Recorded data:

*** Block opens ***

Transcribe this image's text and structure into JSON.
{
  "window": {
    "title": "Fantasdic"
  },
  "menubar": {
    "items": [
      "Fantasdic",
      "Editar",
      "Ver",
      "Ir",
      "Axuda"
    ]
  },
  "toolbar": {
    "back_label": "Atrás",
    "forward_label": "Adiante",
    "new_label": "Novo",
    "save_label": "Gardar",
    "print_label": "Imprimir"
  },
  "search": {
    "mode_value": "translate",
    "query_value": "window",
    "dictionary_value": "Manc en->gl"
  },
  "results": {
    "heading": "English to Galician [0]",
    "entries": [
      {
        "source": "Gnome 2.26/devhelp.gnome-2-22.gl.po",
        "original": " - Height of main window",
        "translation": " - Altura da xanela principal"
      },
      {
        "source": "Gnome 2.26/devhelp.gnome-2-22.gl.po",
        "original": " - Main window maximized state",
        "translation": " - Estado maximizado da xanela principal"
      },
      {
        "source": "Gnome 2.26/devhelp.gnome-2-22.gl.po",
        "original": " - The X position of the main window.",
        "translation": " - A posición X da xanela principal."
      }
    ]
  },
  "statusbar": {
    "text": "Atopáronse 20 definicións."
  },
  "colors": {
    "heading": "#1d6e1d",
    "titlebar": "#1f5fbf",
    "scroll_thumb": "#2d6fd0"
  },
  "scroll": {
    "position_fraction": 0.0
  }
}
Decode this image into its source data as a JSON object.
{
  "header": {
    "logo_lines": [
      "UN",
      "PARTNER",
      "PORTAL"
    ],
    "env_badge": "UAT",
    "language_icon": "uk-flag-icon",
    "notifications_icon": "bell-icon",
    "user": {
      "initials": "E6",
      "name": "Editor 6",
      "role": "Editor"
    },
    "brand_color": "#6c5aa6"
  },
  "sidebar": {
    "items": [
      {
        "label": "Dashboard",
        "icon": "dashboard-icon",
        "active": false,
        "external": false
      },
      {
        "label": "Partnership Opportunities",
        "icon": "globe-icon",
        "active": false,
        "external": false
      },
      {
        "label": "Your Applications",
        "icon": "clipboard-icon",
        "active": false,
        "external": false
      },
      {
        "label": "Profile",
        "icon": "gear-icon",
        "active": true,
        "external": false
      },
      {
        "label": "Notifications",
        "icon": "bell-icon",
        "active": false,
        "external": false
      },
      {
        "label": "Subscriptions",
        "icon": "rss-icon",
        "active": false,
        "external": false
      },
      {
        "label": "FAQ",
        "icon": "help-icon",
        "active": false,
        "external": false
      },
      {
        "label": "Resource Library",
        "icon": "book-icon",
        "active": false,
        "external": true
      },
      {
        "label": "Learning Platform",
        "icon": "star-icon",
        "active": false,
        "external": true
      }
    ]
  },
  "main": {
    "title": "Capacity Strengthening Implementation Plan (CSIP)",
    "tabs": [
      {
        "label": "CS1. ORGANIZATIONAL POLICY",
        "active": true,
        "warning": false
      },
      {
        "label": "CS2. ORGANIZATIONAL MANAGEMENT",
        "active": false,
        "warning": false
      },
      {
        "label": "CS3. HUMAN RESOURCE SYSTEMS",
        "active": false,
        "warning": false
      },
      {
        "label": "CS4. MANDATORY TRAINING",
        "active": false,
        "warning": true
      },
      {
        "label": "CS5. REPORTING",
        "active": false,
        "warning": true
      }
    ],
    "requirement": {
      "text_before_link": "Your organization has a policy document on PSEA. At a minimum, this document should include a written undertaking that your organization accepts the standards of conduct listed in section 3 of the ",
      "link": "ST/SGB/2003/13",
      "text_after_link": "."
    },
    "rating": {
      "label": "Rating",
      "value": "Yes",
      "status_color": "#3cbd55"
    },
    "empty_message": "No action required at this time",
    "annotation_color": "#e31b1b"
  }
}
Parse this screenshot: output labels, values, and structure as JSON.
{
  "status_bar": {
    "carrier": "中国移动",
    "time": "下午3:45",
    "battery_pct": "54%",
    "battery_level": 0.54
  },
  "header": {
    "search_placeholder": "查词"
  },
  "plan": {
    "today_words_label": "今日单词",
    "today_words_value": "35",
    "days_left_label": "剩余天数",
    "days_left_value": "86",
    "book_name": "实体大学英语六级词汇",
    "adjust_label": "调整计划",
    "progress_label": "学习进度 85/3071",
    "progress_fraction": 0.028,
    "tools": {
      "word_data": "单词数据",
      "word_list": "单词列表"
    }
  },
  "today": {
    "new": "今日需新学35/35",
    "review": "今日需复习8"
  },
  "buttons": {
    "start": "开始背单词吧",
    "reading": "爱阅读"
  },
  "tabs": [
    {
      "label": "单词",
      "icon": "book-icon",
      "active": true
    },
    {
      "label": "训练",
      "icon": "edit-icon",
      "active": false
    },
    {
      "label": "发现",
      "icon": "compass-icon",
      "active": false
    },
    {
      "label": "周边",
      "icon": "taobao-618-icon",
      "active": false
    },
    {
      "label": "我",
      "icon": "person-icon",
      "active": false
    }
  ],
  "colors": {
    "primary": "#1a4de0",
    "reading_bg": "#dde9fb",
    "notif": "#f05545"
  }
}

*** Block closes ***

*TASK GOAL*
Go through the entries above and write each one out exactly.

*EXERCISE OUTPUT*
Transcribe this image's text and structure into JSON.
{
  "window": {
    "title": "Fantasdic"
  },
  "menubar": {
    "items": [
      "Fantasdic",
      "Editar",
      "Ver",
      "Ir",
      "Axuda"
    ]
  },
  "toolbar": {
    "back_label": "Atrás",
    "forward_label": "Adiante",
    "new_label": "Novo",
    "save_label": "Gardar",
    "print_label": "Imprimir"
  },
  "search": {
    "mode_value": "translate",
    "query_value": "window",
    "dictionary_value": "Manc en->gl"
  },
  "results": {
    "heading": "English to Galician [0]",
    "entries": [
      {
        "source": "Gnome 2.26/devhelp.gnome-2-22.gl.po",
        "original": " - Height of main window",
        "translation": " - Altura da xanela principal"
      },
      {
        "source": "Gnome 2.26/devhelp.gnome-2-22.gl.po",
        "original": " - Main window maximized state",
        "translation": " - Estado maximizado da xanela principal"
      },
      {
        "source": "Gnome 2.26/devhelp.gnome-2-22.gl.po",
        "original": " - The X position of the main window.",
        "translation": " - A posición X da xanela principal."
      }
    ]
  },
  "statusbar": {
    "text": "Atopáronse 20 definicións."
  },
  "colors": {
    "heading": "#1d6e1d",
    "titlebar": "#1f5fbf",
    "scroll_thumb": "#2d6fd0"
  },
  "scroll": {
    "position_fraction": 0.0
  }
}
Decode this image into its source data as a JSON object.
{
  "header": {
    "logo_lines": [
      "UN",
      "PARTNER",
      "PORTAL"
    ],
    "env_badge": "UAT",
    "language_icon": "uk-flag-icon",
    "notifications_icon": "bell-icon",
    "user": {
      "initials": "E6",
      "name": "Editor 6",
      "role": "Editor"
    },
    "brand_color": "#6c5aa6"
  },
  "sidebar": {
    "items": [
      {
        "label": "Dashboard",
        "icon": "dashboard-icon",
        "active": false,
        "external": false
      },
      {
        "label": "Partnership Opportunities",
        "icon": "globe-icon",
        "active": false,
        "external": false
      },
      {
        "label": "Your Applications",
        "icon": "clipboard-icon",
        "active": false,
        "external": false
      },
      {
        "label": "Profile",
        "icon": "gear-icon",
        "active": true,
        "external": false
      },
      {
        "label": "Notifications",
        "icon": "bell-icon",
        "active": false,
        "external": false
      },
      {
        "label": "Subscriptions",
        "icon": "rss-icon",
        "active": false,
        "external": false
      },
      {
        "label": "FAQ",
        "icon": "help-icon",
        "active": false,
        "external": false
      },
      {
        "label": "Resource Library",
        "icon": "book-icon",
        "active": false,
        "external": true
      },
      {
        "label": "Learning Platform",
        "icon": "star-icon",
        "active": false,
        "external": true
      }
    ]
  },
  "main": {
    "title": "Capacity Strengthening Implementation Plan (CSIP)",
    "tabs": [
      {
        "label": "CS1. ORGANIZATIONAL POLICY",
        "active": true,
        "warning": false
      },
      {
        "label": "CS2. ORGANIZATIONAL MANAGEMENT",
        "active": false,
        "warning": false
      },
      {
        "label": "CS3. HUMAN RESOURCE SYSTEMS",
        "active": false,
        "warning": false
      },
      {
        "label": "CS4. MANDATORY TRAINING",
        "active": false,
        "warning": true
      },
      {
        "label": "CS5. REPORTING",
        "active": false,
        "warning": true
      }
    ],
    "requirement": {
      "text_before_link": "Your organization has a policy document on PSEA. At a minimum, this document should include a written undertaking that your organization accepts the standards of conduct listed in section 3 of the ",
      "link": "ST/SGB/2003/13",
      "text_after_link": "."
    },
    "rating": {
      "label": "Rating",
      "value": "Yes",
      "status_color": "#3cbd55"
    },
    "empty_message": "No action required at this time",
    "annotation_color": "#e31b1b"
  }
}
Parse this screenshot: output labels, values, and structure as JSON.
{
  "status_bar": {
    "carrier": "中国移动",
    "time": "下午3:45",
    "battery_pct": "54%",
    "battery_level": 0.54
  },
  "header": {
    "search_placeholder": "查词"
  },
  "plan": {
    "today_words_label": "今日单词",
    "today_words_value": "35",
    "days_left_label": "剩余天数",
    "days_left_value": "86",
    "book_name": "实体大学英语六级词汇",
    "adjust_label": "调整计划",
    "progress_label": "学习进度 85/3071",
    "progress_fraction": 0.028,
    "tools": {
      "word_data": "单词数据",
      "word_list": "单词列表"
    }
  },
  "today": {
    "new": "今日需新学35/35",
    "review": "今日需复习8"
  },
  "buttons": {
    "start": "开始背单词吧",
    "reading": "爱阅读"
  },
  "tabs": [
    {
      "label": "单词",
      "icon": "book-icon",
      "active": true
    },
    {
      "label": "训练",
      "icon": "edit-icon",
      "active": false
    },
    {
      "label": "发现",
      "icon": "compass-icon",
      "active": false
    },
    {
      "label": "周边",
      "icon": "taobao-618-icon",
      "active": false
    },
    {
      "label": "我",
      "icon": "person-icon",
      "active": false
    }
  ],
  "colors": {
    "primary": "#1a4de0",
    "reading_bg": "#dde9fb",
    "notif": "#f05545"
  }
}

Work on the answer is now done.